**Exercise details:**
When you return the data, keep every line exactly as it is and leave out the pictures.

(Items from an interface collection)
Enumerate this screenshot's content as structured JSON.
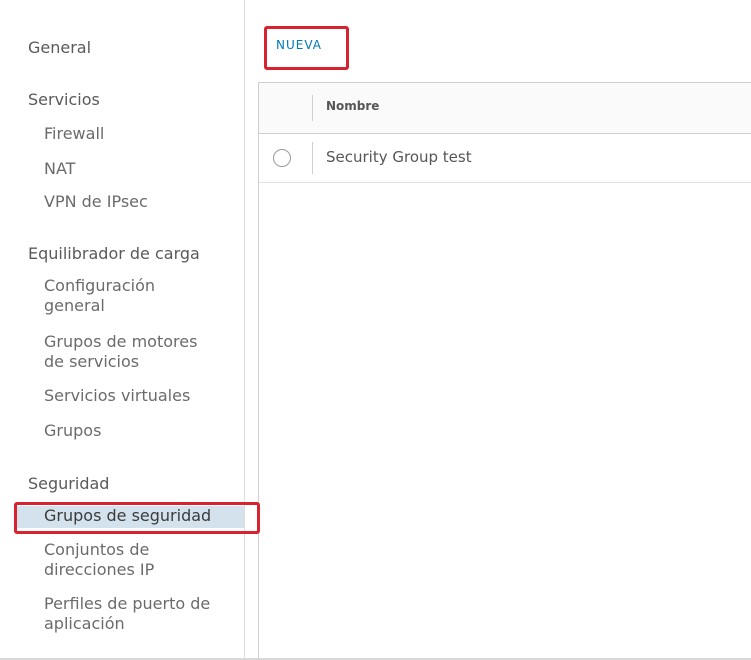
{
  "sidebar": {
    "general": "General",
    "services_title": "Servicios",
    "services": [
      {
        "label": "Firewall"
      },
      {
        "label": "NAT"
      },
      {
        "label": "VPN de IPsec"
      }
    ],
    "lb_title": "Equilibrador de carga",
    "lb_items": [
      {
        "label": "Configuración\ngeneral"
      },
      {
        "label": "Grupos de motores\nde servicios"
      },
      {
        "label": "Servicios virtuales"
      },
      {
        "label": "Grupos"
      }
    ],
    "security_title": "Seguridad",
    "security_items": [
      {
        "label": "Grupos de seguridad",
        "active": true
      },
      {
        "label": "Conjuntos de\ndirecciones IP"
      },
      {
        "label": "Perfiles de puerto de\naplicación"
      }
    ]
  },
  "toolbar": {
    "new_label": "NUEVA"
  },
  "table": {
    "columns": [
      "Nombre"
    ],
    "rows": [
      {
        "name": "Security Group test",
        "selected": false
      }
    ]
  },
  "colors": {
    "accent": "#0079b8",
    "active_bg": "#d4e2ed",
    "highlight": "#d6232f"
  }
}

**Output for this task:**
Enumerate this screenshot's content as structured JSON.
{
  "sidebar": {
    "general": "General",
    "services_title": "Servicios",
    "services": [
      {
        "label": "Firewall"
      },
      {
        "label": "NAT"
      },
      {
        "label": "VPN de IPsec"
      }
    ],
    "lb_title": "Equilibrador de carga",
    "lb_items": [
      {
        "label": "Configuración\ngeneral"
      },
      {
        "label": "Grupos de motores\nde servicios"
      },
      {
        "label": "Servicios virtuales"
      },
      {
        "label": "Grupos"
      }
    ],
    "security_title": "Seguridad",
    "security_items": [
      {
        "label": "Grupos de seguridad",
        "active": true
      },
      {
        "label": "Conjuntos de\ndirecciones IP"
      },
      {
        "label": "Perfiles de puerto de\naplicación"
      }
    ]
  },
  "toolbar": {
    "new_label": "NUEVA"
  },
  "table": {
    "columns": [
      "Nombre"
    ],
    "rows": [
      {
        "name": "Security Group test",
        "selected": false
      }
    ]
  },
  "colors": {
    "accent": "#0079b8",
    "active_bg": "#d4e2ed",
    "highlight": "#d6232f"
  }
}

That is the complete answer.